The Quran has justification on this issue as the concept of making the adoptive father and mother as the substitute to biological parents does not fit with the scheme of creation of the human beings as the human beings have got one heart and one brain which cannot be compelled to think non-biological child to be the biological one. The same principle shall apply to the child who cannot forget their biological parents in the same manner. It’s a divine law and the same cannot be impeached by logic and changing human perceptions. This does not mean that the orphans and abandoned children have not to be fully protected under the same divine law. There are strict Quranic injunctions to remain good to orphans, to spend on them, to be kind to them and bestow all love and affection to them. Hence, an obligation has been created on persons who could afford to be providers under the principle of “kafaala”, a voluntary undertaking to provide full care to a child’s welfare and his education with material and emotional support.
But the question is whether “kafaala” is under exception to the general and wide definition of adoption in the Act of 2000? The answer is: no. The judgment states that the general law is an optional provision and if a person so desires to adopt a child, he may do so. This means that if you opt to adopt a child, there is a mandatorily applicable general law and the said law is conceptually different from the “kafaala”. The result is that if a follower of personal law wants to adopt a child, as per kafaala, there is no scope except entering into the domain of general law by impliedly surrendering the personal law. The option of choosing “kafaala” is missing here and the only option is ‘adoption’, an expanded and conceptually different version of ‘kafaala’.
Comparing this position with the special marriages would be improper as there is no concept of limited definition of marriage in personal law, hence a person choosing to opt that way would not need any protection or exception of personal law as he/she has chosen to surrender the personal law.
Even prior to Shabnam Hashmi judgement, since 2006, the position was not different. Earlier also, one had option to adopt or choose not to do so. The reports about a change in the legal position after the judgment are far from reality. In fact, the change came when the adoption was defined in general law by way of amendment on 22 August, 2006, in effect bringing part of the 1972 proposed legislation.
The situation would have certainly become different, in case the Supreme Court was of the view that where the parties were Muslims they had option to adopt a child under general law but the said adoption shall be limited to the definition of ‘kafaala’ of their personal law.

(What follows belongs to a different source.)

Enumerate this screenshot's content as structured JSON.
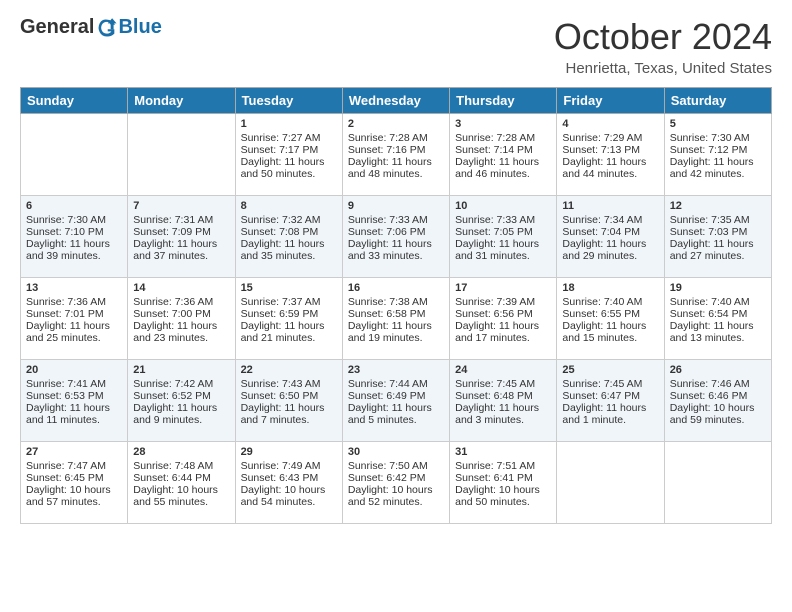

This article was published in The Milli Gazette.
[ Published online : 20th March, 2014 (LINK); Print Issue : 16-31 March, 2014 ]